Anorexia is both a feat of the flesh and a mystery of the spirit. It is less about the body—far less about the body—than women’s magazines and YA television would have us think.
Stories that offer an easy answer to life’s sorrows may seem soothing so long as we remain privileged, cocooned, unaware of the violence of human history, but stories that leave us troubled and uncertain are the ones we can take with us when we are exiled from this narrow shelter.
Decades ago, in Orange County, California, Jennifer Hawk and Tania Runyan shared a number of high school classes but traveled in different social circles.

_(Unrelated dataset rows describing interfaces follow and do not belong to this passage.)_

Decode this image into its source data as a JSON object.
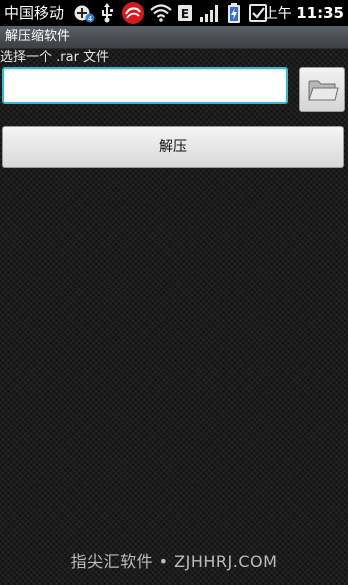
{
  "status_bar": {
    "carrier": "中国移动",
    "notification_count": "4",
    "network_type": "E",
    "ampm": "上午",
    "time": "11:35",
    "icons": [
      "add-circle-icon",
      "usb-icon",
      "antivirus-app-icon",
      "wifi-icon",
      "network-e-icon",
      "signal-icon",
      "battery-charging-icon",
      "checkbox-icon"
    ]
  },
  "title_bar": {
    "title": "解压缩软件"
  },
  "main": {
    "prompt": "选择一个 .rar 文件",
    "path_input": {
      "value": "",
      "placeholder": ""
    },
    "browse_button": {
      "icon": "folder-icon"
    },
    "extract_button": {
      "label": "解压"
    }
  },
  "watermark": {
    "text": "指尖汇软件 • ZJHHRJ.COM"
  },
  "colors": {
    "input_focus_border": "#38b7d4",
    "title_bar": "#4a4e52",
    "status_bar": "#000000"
  }
}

Tania was scary-nerdy-awkward—E.T. and Laura Ingalls’ lovechild—and Jen was scary-sexy-cool—black eyeliner, skateboards, and bands Tania couldn’t pronounce. But they’ve developed a deep relationship over the years, sharing their lives and their…
Mirren Kessling Mirren Kessling is a British visual artist based between London and Oxfordshire. She graduated from the Ruskin School of Art, University of Oxford, in 2016 with a BFA and has subsequently shown at Modern Art Oxford and Cube Gallery London. Much of Kessling’s practice is directly or tangentially related to the story of…
I intermittently check in with an online social media group interested in the reunion of the Catholic and Orthodox churches. It will seem a fringe concern to some, but I’m rarely in the peak of the bell curve when it comes to such things. The group page offers a mixed bag of links to incisive…
At first sight, the gallery feels stark. When I turned the corner at the Urban Institute for Contemporary Arts and saw All That Glitters, a solo show by Mandy Cano Villalobos, that was my first impression from a distance: a sterile chill. More shadow than glow; more somber than glitter. But as I inched…
Casey N. Cep is a writer whose work tends towards thoughtfulness, with an eye for stories that are haunted by faith. Her work appears often in The New Yorker and The New York Times, and her first book, Furious Hours: Murder, Fraud, and the Last Trial of Harper Lee was recently published by Knopf. Here,…
It wasn’t until I read about the school uniforms that I thought the Jeffrey Epstein case had anything to do with me. The story broke right before we went on our too-short summer vacation to the borrowed house overlooking the blue Atlantic. There, I sat on the deck with my laptop and read all the…
One of America’s most prophetic artistic voices has left us. I am speaking, of course, of the Pulitzer and Nobel Prize winning novelist Toni Morrison’s passing last week at the age of 88 years. She was one of the greatest, if not the greatest, living American writers. And she is the writer whose voice is…
It happens only once a year, during the High Holidays: a full prostration, human body to the floor. In my congregation, the rabbi, and sometimes the guest cantor hired for the High Holidays, Rosh HaShanah and Yom Kippur, each joined by two congregant-assistants, prostrate themselves fully on the bimah, the platform on which the holy…
Joanna Penn Cooper
For the humanists of the Renaissance, literature mattered because it was concrete and experiential—it grounded ideas in people’s lives. Their name for this kind of writing was bonae litterae, a phrase we’ve borrowed as the title for our blog. Every week gifted writers offer personal essays that make fresh connections between the world of faith and the world of art. We also publish interviews with artists who inspire and challenge us.